Dog Star Man Part IV

Explanation of Dog Star Man and The Art Of Vision by Brakhage
Excerpts taken from a text file by Pip Chodorov with quotes from Film Is by Dwoskin pp. 150-151

What one sees in Dog Star Man and in the follow up The Art Of Vision is the river, a panorama of moons, suns, trees, man, dog, sex; of cosmos and of micro-organism; a moving accumulation of image into abstraction and abstraction into image, a panorama representing four and one-half hours of intense visual experience.

The Art Of Vision, which is made up of Dog Star Man , has a rather elaborate structure of relationships, and it is these interrelationships that make up the content of the film. The basic action is Brakhage himself portraying a woodsman with an axe, climbing a mountain with a tree, followed by his dog. He plants the tree, then tears it down and chops it up. But the things that are filmed mean far more to Brakhage. He has said, "I saw the whole forest in relation to the history of architecture, particularly religious architecture, at least in the western world. Sensing structure, architecture, history of the world emerging, I began seeing prismatic happenings through snow falling, etc., and in relation to stained glass windows, for one example." Another example of symbolism is the white tree, of which Brakhage said: "There are other kinds of white trees (there can be a silver tree) but if it's a white tree, then in the mind it's a dead tree." During the film, Brakhage journeys up the mountain, this is another gesture of symbolism, perhaps of conquest or exploration. His battle with the dog possible represents man coping with beast. The man is Brakhage himself-- he is his own alter ego. This symbolic complexity, of which Brakhage has a reason for every fragment, is combined with an attempt to illustrate the dream process. Apart from the natural abstraction of hand painting, everything else in the film is "hyperconscious." In essence, "The Art of Vision" is composed of the sum total of Brakhage's own accumulated experience from what he sees and how he lives, to what he has read.

Dog Star Man , in its final form, is the story of a mountain-climbing woodcutter and his journey through the four seasons. Dog Star Man , from which The Art Of Vision originated runs for seventy minutes complete. It consists of a "prelude" and four other parts, the "Prelude" being made first. Brakhage states, "I realized that whatever happened in this prelude would determine what was to come; and in that sense I wanted it to be as real from the very beginning as life happening." All the filmed material in "Prelude" is the same as that for Dog Star Man and The Art Of Vision.
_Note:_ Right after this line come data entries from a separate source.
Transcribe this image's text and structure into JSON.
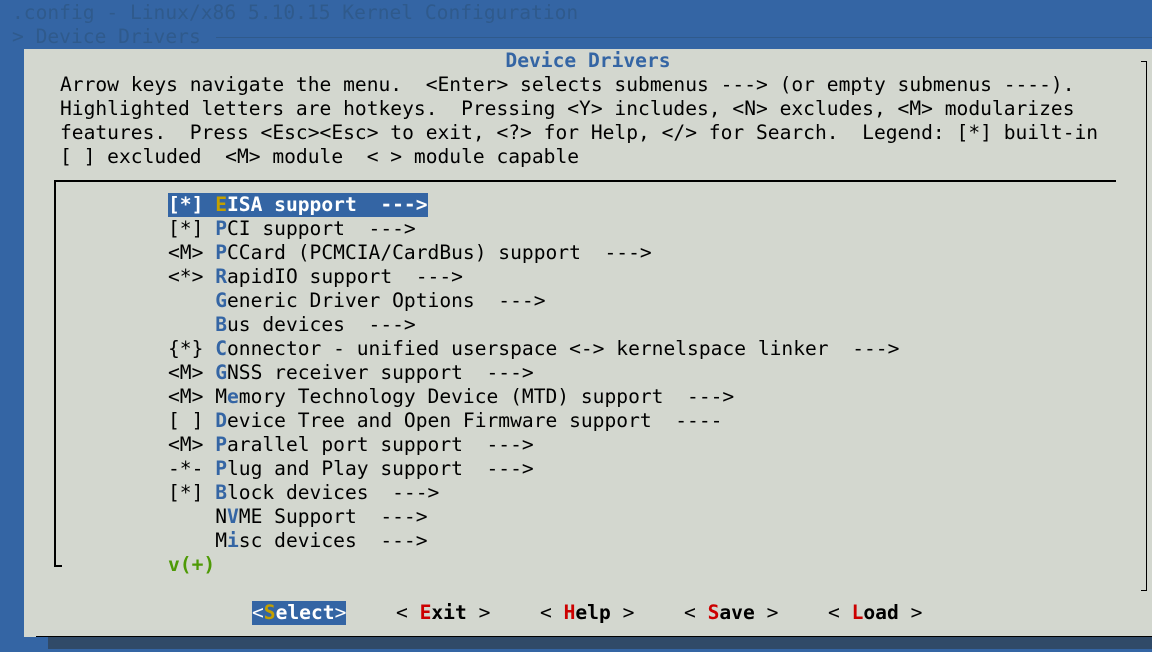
{
  "window": {
    "title": ".config - Linux/x86 5.10.15 Kernel Configuration",
    "breadcrumb": "> Device Drivers"
  },
  "dialog": {
    "title": "Device Drivers",
    "help_lines": [
      "Arrow keys navigate the menu.  <Enter> selects submenus ---> (or empty submenus ----).",
      "Highlighted letters are hotkeys.  Pressing <Y> includes, <N> excludes, <M> modularizes",
      "features.  Press <Esc><Esc> to exit, <?> for Help, </> for Search.  Legend: [*] built-in",
      "[ ] excluded  <M> module  < > module capable"
    ]
  },
  "menu": {
    "items": [
      {
        "state": "[*]",
        "hot": "E",
        "rest": "ISA support  --->"
      },
      {
        "state": "[*]",
        "hot": "P",
        "rest": "CI support  --->"
      },
      {
        "state": "<M>",
        "hot": "P",
        "rest": "CCard (PCMCIA/CardBus) support  --->"
      },
      {
        "state": "<*>",
        "hot": "R",
        "rest": "apidIO support  --->"
      },
      {
        "state": "   ",
        "hot": "G",
        "rest": "eneric Driver Options  --->"
      },
      {
        "state": "   ",
        "hot": "B",
        "rest": "us devices  --->"
      },
      {
        "state": "{*}",
        "hot": "C",
        "rest": "onnector - unified userspace <-> kernelspace linker  --->"
      },
      {
        "state": "<M>",
        "hot": "G",
        "rest": "NSS receiver support  --->"
      },
      {
        "state": "<M>",
        "pre": "M",
        "hot": "e",
        "rest": "mory Technology Device (MTD) support  --->"
      },
      {
        "state": "[ ]",
        "hot": "D",
        "rest": "evice Tree and Open Firmware support  ----"
      },
      {
        "state": "<M>",
        "hot": "P",
        "rest": "arallel port support  --->"
      },
      {
        "state": "-*-",
        "hot": "P",
        "rest": "lug and Play support  --->"
      },
      {
        "state": "[*]",
        "hot": "B",
        "rest": "lock devices  --->"
      },
      {
        "state": "   ",
        "pre": "N",
        "hot": "V",
        "rest": "ME Support  --->"
      },
      {
        "state": "   ",
        "pre": "M",
        "hot": "i",
        "rest": "sc devices  --->"
      }
    ],
    "more_indicator": "v(+)"
  },
  "buttons": [
    {
      "pre": "<",
      "hot": "S",
      "rest": "elect",
      "post": ">"
    },
    {
      "pre": "< ",
      "hot": "E",
      "rest": "xit",
      "post": " >"
    },
    {
      "pre": "< ",
      "hot": "H",
      "rest": "elp",
      "post": " >"
    },
    {
      "pre": "< ",
      "hot": "S",
      "rest": "ave",
      "post": " >"
    },
    {
      "pre": "< ",
      "hot": "L",
      "rest": "oad",
      "post": " >"
    }
  ],
  "colors": {
    "background": "#3465a4",
    "dialog": "#d3d7cf",
    "hotkey": "#3465a4",
    "selected_hotkey": "#c4a000",
    "button_hotkey": "#cc0000",
    "more_indicator": "#4e9a06"
  }
}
What is different is the way these elements are combined, accumulated, overlaid, and juxtaposed in an expanding and abundant visual relationship, leading to visual abstraction.

P. Adams Sitney breaks "Prelude" down into four visual themes: (1) the four elements-- air, earth, fire, and water; (2) the cosmos represented by the stock footage of the sun, moon and stars; (3) Brakhage (man), his wife, flesh, dog, cat, house (everyday life); (4) artificial yet pure filmatic devices (representing the "closed-eye vision"), such as painting and scratching on film, distorted images, double exposure, and clear film. Clear film is visual silence.

The Art Of Vision and Dog Star Man are first and foremost the art of vision-- independent of the background, because it represents what the eye beholds first, not what the mind conceives as possible.

Brakhage explains part IV of Dog Star Man as follows: Part 4 begins with the man lying on the cliff as we found him in the second reel. He rises and shakes off all his sexual dreams as well as all the reasons he had to cut down that tree. Finally, if you think about it, there was no reason for the Dog Star Man to chop that tree, as he does at the end of Part 4. Finally the whole concept of chopping is thrown off. The axe is jettisoned and the face is cut in Cassioppea's chair. The whole film ends and whitens, obviously recalling the cuts, burns and colored leader which evoke the beginning of "Prelude."

This makes me feel that the whole film could be in the form of a cycle play, where part 4 could lead back into prelude and the cycle of the four seasons would start again. Part 4 is the winter season, it represents death and the dying. It is the precursor to spring, which will bring new life, but for a new life to come an old life must die.
--Roger Raymond Jr.

Stan Brakhage